Your assignment: Repeat exactly what runs from the line with "Read all visible content and emit it as JSON." through the last line of the material, and keep the pictures out of it.

Source data:
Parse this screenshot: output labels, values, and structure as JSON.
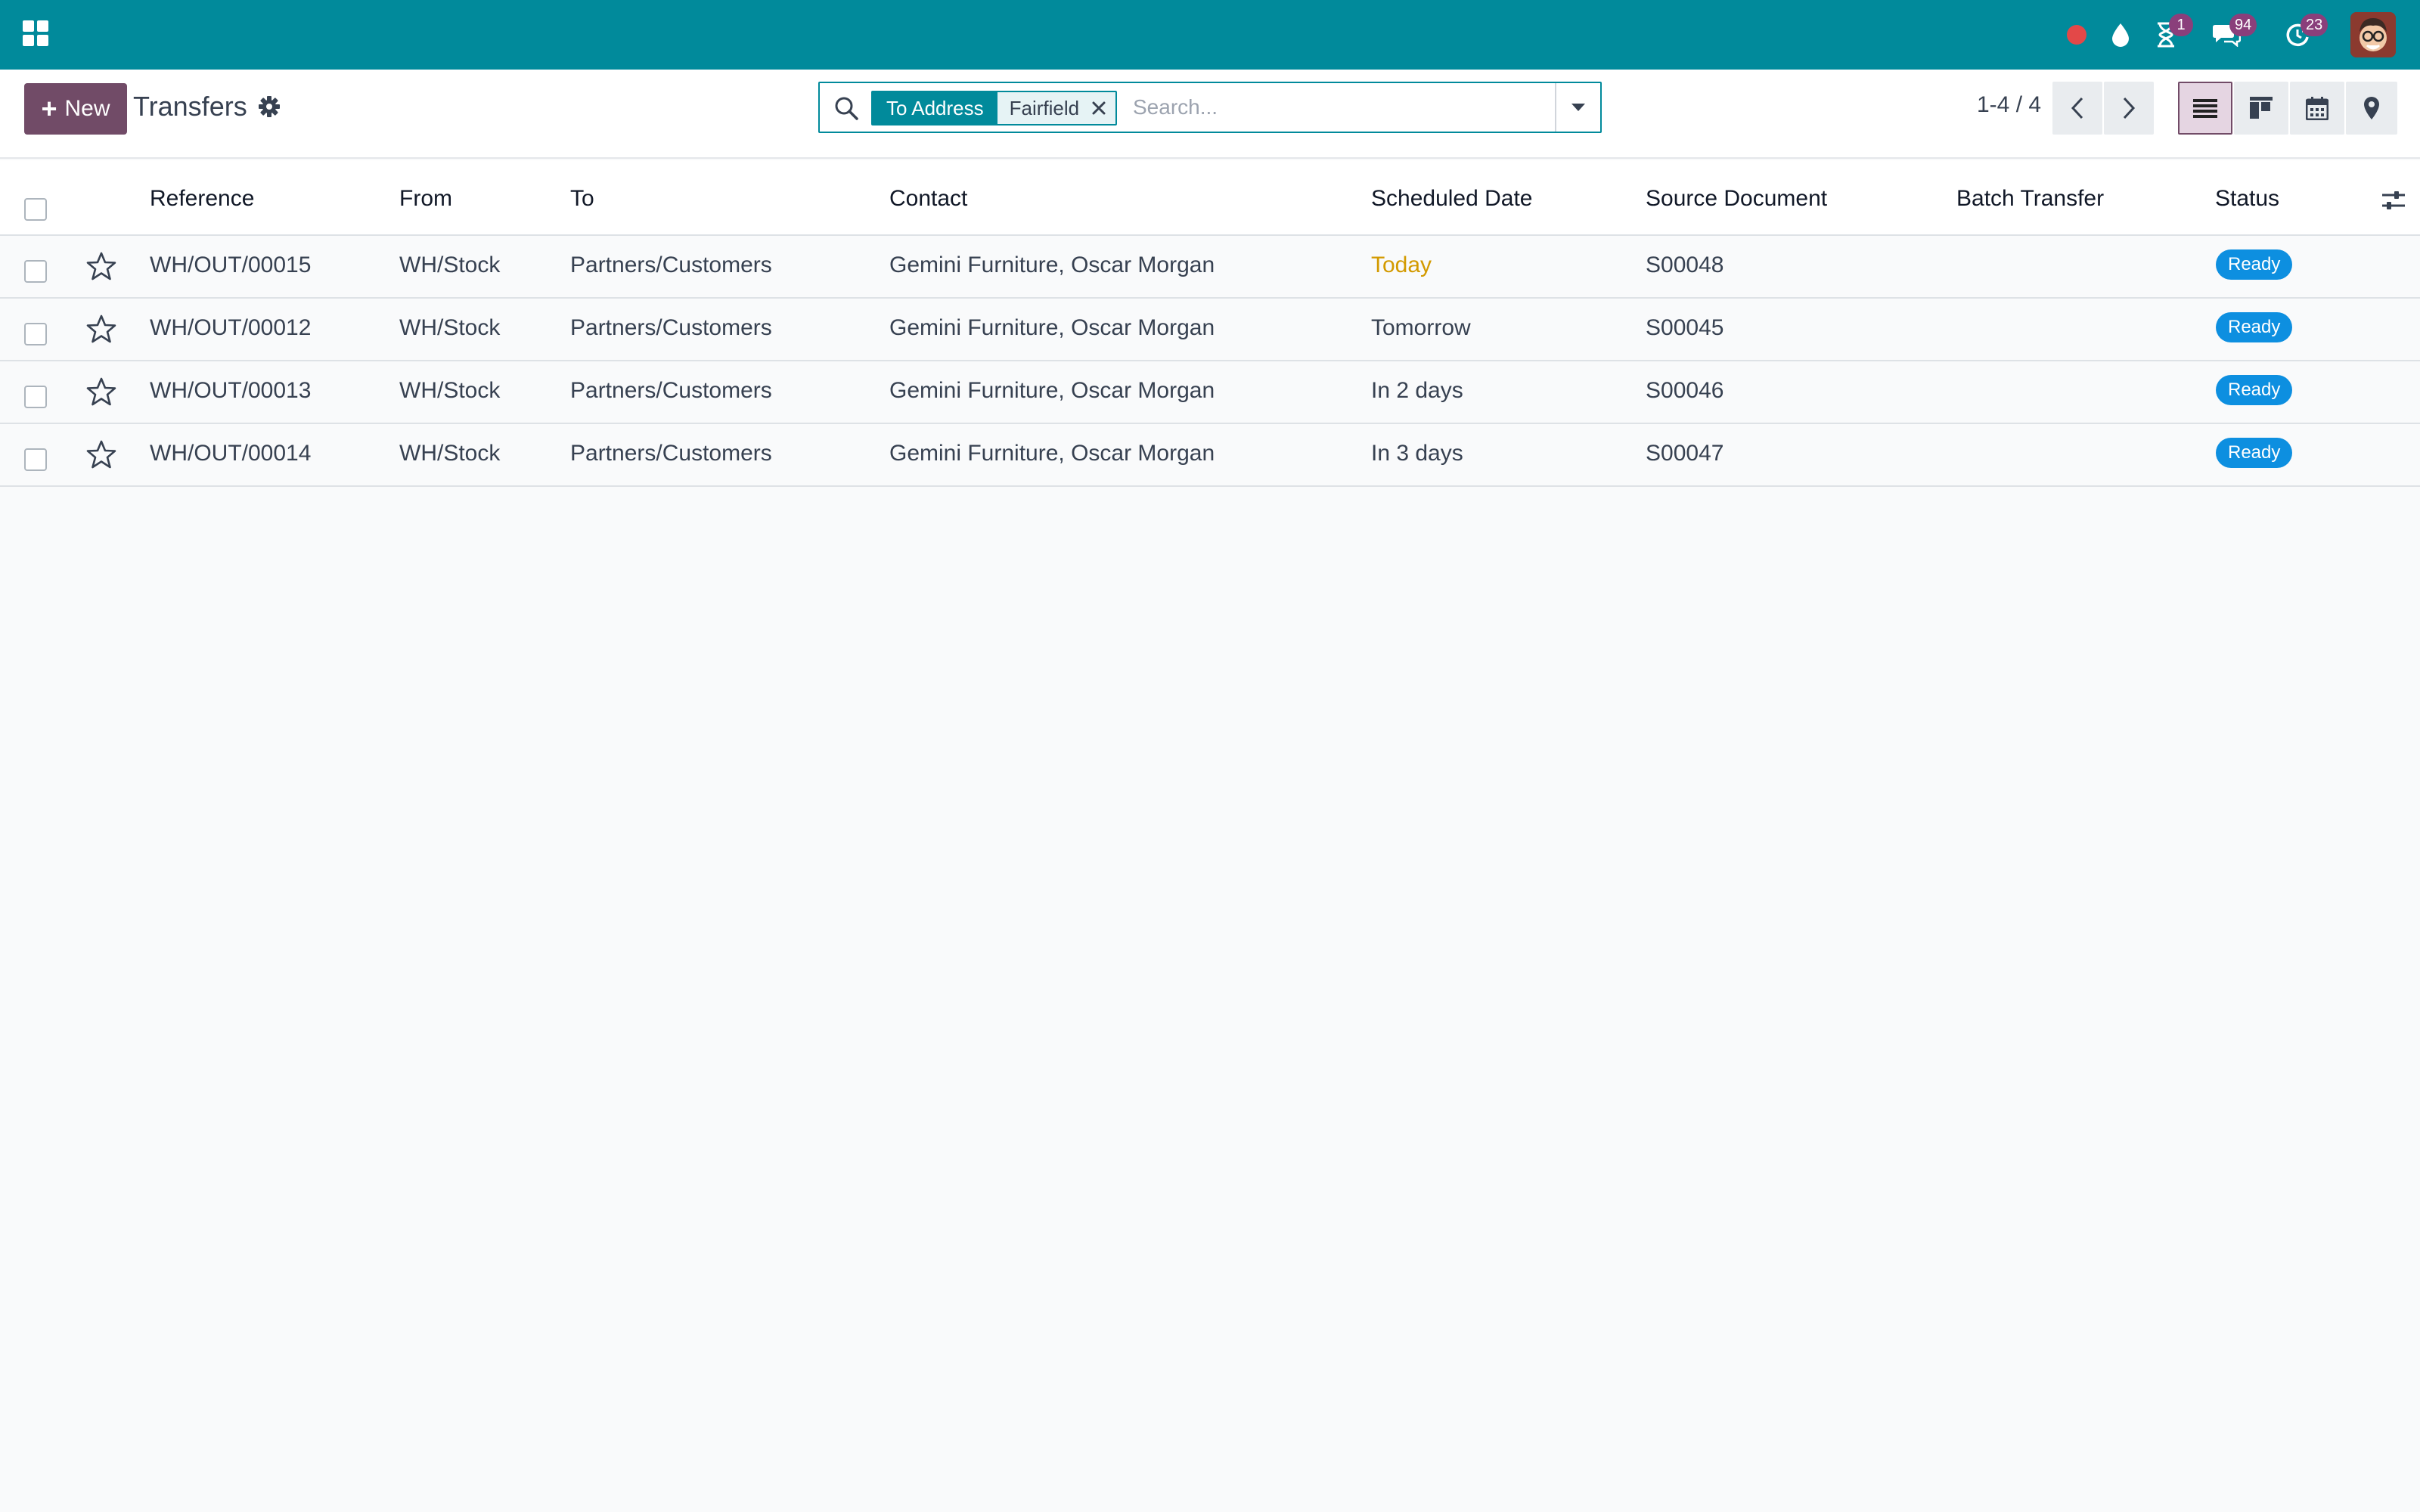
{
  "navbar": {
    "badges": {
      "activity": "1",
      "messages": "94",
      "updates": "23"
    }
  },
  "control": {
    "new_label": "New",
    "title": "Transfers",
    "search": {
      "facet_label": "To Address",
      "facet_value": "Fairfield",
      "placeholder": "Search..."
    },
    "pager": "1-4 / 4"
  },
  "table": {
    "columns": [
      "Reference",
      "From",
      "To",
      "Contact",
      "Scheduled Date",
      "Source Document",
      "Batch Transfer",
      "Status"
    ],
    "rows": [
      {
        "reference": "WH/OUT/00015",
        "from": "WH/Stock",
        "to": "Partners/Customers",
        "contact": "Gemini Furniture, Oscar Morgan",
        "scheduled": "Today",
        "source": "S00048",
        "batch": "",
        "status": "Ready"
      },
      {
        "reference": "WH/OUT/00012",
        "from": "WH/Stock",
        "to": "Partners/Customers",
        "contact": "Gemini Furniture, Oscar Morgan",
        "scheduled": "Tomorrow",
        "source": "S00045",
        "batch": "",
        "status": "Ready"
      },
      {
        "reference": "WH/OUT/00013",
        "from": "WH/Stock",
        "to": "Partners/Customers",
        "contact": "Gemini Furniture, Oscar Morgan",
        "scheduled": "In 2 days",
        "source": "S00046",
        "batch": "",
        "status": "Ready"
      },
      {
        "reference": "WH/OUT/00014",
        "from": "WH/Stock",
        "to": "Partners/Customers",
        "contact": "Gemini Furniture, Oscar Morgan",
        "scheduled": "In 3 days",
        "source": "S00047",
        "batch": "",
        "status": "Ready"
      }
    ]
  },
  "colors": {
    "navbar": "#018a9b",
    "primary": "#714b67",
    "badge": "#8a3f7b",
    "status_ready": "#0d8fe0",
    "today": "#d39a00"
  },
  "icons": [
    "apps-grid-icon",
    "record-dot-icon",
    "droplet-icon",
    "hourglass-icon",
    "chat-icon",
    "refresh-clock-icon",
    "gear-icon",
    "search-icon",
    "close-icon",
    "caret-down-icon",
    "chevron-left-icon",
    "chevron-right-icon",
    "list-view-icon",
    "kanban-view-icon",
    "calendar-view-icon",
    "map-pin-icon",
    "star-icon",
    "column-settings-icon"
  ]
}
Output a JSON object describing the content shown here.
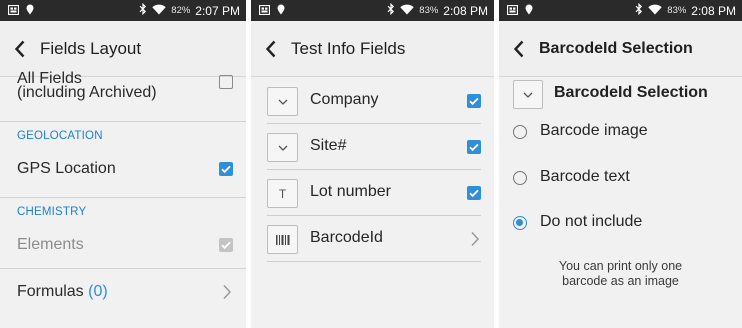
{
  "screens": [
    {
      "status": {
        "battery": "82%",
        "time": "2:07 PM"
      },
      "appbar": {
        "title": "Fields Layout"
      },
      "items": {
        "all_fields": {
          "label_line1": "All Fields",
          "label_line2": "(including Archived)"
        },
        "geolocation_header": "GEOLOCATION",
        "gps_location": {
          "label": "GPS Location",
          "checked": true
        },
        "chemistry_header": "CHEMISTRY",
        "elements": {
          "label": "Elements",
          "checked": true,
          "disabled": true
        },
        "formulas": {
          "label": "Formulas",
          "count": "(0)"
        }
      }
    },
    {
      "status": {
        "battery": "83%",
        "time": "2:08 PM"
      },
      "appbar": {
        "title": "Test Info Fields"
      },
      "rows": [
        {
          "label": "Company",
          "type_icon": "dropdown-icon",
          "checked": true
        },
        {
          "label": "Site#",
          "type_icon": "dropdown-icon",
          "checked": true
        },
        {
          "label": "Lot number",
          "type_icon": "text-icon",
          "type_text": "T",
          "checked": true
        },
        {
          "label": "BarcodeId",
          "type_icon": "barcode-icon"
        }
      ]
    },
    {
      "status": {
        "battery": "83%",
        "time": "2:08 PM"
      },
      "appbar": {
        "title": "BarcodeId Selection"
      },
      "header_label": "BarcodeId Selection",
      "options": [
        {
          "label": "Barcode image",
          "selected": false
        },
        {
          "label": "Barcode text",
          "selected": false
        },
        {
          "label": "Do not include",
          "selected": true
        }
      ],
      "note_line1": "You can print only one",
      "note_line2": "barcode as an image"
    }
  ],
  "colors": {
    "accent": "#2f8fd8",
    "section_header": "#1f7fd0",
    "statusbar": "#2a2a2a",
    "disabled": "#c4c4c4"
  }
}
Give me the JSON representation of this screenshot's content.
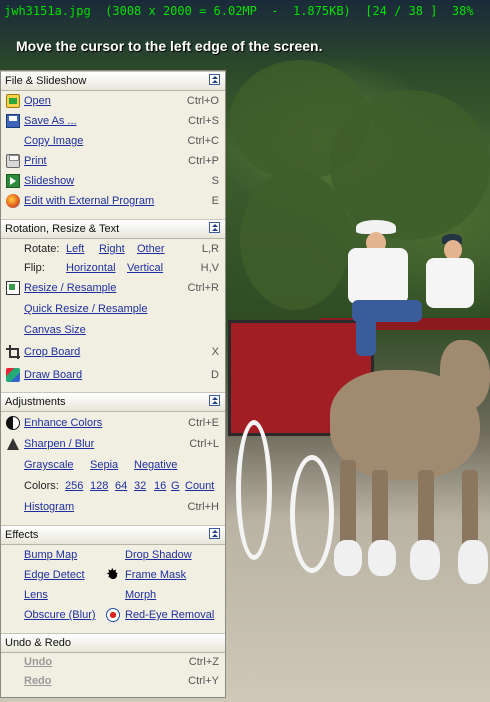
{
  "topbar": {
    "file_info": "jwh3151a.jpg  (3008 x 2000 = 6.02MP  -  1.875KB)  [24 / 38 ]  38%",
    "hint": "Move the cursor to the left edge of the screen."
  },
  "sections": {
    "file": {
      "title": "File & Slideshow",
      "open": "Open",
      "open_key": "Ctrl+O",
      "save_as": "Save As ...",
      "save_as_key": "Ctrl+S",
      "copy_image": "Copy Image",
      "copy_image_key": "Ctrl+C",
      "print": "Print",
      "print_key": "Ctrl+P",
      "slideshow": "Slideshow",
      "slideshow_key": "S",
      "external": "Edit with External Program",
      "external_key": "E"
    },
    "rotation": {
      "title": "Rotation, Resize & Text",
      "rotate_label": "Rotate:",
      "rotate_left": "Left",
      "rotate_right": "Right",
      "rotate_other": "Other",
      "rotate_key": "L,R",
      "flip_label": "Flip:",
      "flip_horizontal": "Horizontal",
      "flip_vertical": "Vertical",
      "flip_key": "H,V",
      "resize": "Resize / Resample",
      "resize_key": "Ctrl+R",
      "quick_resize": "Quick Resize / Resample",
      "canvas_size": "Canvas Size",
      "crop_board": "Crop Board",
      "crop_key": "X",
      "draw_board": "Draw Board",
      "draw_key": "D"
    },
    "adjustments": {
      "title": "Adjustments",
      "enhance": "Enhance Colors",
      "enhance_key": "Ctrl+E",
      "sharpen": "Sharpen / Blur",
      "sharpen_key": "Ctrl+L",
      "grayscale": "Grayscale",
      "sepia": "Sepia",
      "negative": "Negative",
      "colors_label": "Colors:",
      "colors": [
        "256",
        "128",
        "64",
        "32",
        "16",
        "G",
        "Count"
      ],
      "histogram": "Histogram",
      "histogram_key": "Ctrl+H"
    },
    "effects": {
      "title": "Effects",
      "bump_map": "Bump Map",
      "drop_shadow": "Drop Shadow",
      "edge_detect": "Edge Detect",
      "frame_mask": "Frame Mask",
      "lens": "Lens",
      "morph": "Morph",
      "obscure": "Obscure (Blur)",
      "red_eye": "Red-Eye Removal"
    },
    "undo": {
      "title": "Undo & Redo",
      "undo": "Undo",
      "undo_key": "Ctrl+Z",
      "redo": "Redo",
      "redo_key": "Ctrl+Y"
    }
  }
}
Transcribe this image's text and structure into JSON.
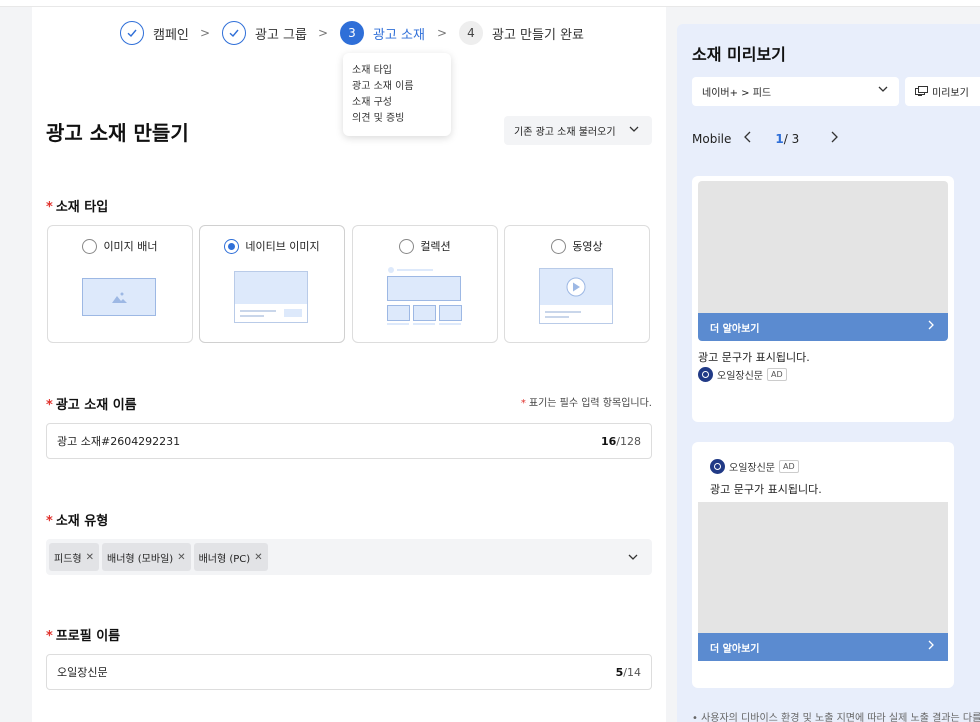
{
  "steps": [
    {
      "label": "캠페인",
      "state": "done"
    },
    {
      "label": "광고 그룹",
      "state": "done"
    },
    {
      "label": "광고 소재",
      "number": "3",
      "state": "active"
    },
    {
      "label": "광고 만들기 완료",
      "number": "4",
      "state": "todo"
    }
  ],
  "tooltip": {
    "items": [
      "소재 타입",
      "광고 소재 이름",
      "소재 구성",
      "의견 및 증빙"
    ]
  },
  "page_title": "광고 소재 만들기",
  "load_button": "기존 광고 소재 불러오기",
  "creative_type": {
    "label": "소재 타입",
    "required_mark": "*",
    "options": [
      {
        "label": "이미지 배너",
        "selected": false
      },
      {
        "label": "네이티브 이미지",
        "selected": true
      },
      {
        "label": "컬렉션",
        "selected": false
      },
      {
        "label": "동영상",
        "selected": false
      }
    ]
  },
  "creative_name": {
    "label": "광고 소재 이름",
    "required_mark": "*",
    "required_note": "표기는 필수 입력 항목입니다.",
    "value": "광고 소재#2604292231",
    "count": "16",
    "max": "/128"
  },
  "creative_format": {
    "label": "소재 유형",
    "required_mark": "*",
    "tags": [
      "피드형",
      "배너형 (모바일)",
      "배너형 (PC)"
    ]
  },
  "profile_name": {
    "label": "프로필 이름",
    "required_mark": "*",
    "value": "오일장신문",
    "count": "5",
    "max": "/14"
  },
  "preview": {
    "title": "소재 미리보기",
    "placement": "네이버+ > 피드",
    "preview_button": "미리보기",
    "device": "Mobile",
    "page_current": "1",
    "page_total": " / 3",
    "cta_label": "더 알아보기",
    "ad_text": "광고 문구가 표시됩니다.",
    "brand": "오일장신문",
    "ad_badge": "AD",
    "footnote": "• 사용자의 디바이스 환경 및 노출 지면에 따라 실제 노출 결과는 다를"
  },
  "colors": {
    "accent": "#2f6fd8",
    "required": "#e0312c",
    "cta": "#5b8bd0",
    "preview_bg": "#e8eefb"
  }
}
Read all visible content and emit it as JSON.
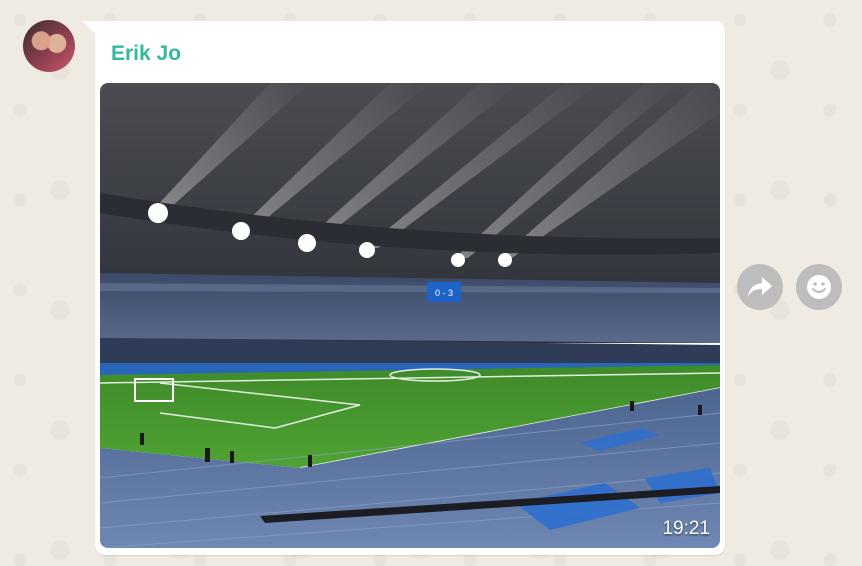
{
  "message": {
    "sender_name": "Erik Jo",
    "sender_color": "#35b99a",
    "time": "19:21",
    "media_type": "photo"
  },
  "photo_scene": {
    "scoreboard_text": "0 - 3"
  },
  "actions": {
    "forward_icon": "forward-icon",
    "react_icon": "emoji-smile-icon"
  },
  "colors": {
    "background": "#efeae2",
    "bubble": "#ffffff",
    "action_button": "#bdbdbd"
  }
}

Your solution:
Read all visible content and emit it as JSON.
{
  "message": {
    "sender_name": "Erik Jo",
    "sender_color": "#35b99a",
    "time": "19:21",
    "media_type": "photo"
  },
  "photo_scene": {
    "scoreboard_text": "0 - 3"
  },
  "actions": {
    "forward_icon": "forward-icon",
    "react_icon": "emoji-smile-icon"
  },
  "colors": {
    "background": "#efeae2",
    "bubble": "#ffffff",
    "action_button": "#bdbdbd"
  }
}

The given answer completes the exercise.